If you have concerns about a young person’s mental health seek help from your GP or contact Mindspace.
You may notice a deterioration in a young persons capacity to pay attention. The key here is that their attention span is reduced compared to what it is typically. Attention span can vary hugely from person to person so it depends on what’s typical for that young person.
Signs of anxiety or worry may indicate that a young person is struggling. You may pick up on anxiety by what a young person says to you about feeling very worried, or they may come across as preoccupied about something, they may avoid performance situations (e.g. reading in class, team sports).
A change in a young person’s performance should always be questioned sensitively and followed up.
Any change or deterioration in a young person’s behaviour.
Teenagers especially vary in their energy levels but if you notice a young person who seems lethargic, lacking in energy and tired compared to how they are normally this may be a sign that they are struggling.
This may be a tricky one to spot as many teenagers will go through periods of irritability but what we are talking about here is someone who appears irritable over a long period of time or someone who displays signs of irritability when they wouldn’t typically do so. Sometimes, low mood or depression in young people, especially young males, can manifest itself not so much as sadness but as irritability or restlessness.
Signs that a young person is sad, upset or tearful. This may be apparent from their demeanour, what they say, in their written work, or interests (e.g. type of music, artwork).
This refers to a young person who loses interest or no longer derives pleasure from something they normally enjoy. This can be a sign of low mood or depression. For example, a young person who normally loves to play with the local football team but stops going to practice and says they no longer enjoy playing.
Any sudden changes in their behaviour, their mood (from sadness and anxiety to anger and frustration), or their appearance.

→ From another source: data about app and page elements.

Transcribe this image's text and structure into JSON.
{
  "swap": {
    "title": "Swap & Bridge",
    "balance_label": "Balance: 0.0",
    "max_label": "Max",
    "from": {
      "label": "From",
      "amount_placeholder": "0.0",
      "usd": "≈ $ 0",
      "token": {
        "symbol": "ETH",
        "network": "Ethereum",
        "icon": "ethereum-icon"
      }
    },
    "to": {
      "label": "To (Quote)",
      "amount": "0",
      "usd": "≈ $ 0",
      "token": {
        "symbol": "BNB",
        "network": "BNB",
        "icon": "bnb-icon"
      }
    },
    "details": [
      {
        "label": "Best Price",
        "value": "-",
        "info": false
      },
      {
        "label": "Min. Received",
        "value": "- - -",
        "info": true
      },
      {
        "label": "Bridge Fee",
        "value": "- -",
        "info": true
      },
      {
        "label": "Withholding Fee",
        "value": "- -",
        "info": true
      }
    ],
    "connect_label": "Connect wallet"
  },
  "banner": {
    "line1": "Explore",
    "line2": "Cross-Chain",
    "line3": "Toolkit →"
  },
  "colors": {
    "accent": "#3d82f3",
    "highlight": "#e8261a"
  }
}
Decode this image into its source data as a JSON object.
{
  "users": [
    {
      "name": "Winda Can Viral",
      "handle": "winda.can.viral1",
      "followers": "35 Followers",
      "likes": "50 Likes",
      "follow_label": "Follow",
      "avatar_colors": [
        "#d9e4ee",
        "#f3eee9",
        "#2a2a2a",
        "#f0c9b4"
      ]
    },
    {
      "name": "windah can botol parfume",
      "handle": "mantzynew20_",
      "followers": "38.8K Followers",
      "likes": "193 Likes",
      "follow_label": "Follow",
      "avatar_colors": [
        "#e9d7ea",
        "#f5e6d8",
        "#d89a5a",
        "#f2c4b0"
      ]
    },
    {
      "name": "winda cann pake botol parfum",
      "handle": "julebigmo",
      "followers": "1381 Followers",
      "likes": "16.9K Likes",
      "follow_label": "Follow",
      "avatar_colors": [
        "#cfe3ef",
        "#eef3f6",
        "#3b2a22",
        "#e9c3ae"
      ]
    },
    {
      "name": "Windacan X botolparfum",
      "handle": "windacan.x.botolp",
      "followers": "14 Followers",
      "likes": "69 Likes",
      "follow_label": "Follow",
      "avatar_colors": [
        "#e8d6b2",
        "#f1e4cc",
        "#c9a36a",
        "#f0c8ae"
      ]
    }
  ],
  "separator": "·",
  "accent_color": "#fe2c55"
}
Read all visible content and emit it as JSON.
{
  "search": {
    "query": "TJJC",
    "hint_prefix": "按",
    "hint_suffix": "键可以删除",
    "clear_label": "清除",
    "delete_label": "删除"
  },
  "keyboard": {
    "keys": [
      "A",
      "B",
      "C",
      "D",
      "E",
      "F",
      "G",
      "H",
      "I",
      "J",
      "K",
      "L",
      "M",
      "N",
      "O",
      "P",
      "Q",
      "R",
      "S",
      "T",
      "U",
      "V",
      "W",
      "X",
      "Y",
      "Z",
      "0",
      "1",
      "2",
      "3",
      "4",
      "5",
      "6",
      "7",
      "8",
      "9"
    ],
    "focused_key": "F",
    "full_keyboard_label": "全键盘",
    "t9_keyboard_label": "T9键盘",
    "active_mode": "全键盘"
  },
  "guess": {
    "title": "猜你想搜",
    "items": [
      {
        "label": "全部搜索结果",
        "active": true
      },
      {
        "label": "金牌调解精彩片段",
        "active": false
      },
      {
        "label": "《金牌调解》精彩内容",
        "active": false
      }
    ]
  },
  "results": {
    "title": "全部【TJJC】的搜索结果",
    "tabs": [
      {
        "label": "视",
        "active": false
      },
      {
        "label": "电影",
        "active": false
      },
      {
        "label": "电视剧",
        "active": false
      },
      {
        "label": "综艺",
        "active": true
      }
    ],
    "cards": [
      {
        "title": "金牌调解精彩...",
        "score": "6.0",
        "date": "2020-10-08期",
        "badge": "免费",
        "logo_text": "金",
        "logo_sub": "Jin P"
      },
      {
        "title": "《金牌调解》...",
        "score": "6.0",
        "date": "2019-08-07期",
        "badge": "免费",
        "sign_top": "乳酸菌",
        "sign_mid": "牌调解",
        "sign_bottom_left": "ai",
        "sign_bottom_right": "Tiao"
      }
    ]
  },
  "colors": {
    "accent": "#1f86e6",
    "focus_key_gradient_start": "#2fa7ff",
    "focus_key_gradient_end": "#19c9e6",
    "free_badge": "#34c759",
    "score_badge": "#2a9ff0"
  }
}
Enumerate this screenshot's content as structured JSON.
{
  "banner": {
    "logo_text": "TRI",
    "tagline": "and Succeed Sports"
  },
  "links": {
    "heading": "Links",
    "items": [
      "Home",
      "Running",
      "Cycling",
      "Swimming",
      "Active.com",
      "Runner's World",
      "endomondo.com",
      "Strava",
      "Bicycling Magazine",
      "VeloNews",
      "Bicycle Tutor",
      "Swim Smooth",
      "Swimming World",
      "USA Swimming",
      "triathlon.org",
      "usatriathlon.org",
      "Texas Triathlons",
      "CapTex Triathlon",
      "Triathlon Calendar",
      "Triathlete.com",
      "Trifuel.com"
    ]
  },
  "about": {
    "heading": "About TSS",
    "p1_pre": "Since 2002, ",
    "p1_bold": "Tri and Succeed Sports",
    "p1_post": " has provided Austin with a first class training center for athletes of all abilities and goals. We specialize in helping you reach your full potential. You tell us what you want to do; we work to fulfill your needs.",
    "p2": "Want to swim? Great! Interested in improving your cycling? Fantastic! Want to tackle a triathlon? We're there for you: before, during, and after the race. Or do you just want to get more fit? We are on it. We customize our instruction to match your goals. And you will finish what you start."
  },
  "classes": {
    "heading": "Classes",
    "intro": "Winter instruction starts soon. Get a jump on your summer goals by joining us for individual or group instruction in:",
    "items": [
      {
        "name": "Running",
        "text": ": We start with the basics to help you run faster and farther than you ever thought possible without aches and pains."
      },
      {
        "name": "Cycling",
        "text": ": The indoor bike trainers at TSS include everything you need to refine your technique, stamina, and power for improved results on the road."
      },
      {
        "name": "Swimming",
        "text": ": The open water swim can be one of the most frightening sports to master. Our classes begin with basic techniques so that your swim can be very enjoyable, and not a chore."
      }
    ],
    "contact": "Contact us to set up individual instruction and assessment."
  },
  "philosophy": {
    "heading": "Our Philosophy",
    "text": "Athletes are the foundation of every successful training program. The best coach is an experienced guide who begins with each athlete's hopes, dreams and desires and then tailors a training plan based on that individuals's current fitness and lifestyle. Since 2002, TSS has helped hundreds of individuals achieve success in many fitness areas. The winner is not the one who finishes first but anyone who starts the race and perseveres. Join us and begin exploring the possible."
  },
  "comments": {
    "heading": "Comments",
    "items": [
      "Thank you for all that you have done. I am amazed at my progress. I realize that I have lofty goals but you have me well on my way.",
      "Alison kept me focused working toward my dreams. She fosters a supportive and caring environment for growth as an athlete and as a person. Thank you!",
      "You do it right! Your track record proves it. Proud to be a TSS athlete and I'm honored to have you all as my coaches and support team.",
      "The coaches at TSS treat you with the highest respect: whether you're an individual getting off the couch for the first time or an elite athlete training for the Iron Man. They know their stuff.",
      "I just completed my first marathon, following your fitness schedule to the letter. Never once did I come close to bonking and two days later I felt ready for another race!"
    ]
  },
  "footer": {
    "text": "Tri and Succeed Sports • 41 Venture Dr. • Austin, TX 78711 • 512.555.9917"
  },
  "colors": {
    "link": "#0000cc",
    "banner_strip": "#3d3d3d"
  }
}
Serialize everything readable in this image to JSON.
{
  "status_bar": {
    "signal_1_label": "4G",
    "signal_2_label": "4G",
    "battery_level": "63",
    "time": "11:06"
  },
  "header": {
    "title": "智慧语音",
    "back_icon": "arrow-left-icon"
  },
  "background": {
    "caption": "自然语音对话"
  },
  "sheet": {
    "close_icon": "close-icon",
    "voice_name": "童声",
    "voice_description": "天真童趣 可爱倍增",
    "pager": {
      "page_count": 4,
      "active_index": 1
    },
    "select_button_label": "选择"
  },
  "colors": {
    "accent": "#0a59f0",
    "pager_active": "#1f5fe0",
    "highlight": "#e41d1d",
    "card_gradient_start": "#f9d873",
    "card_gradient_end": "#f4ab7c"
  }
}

This refers to a young person who withdraws socially from others and isolates themselves. They may be much quieter amongst their friends than normal, or they may remove themselves altogether and spend time alone.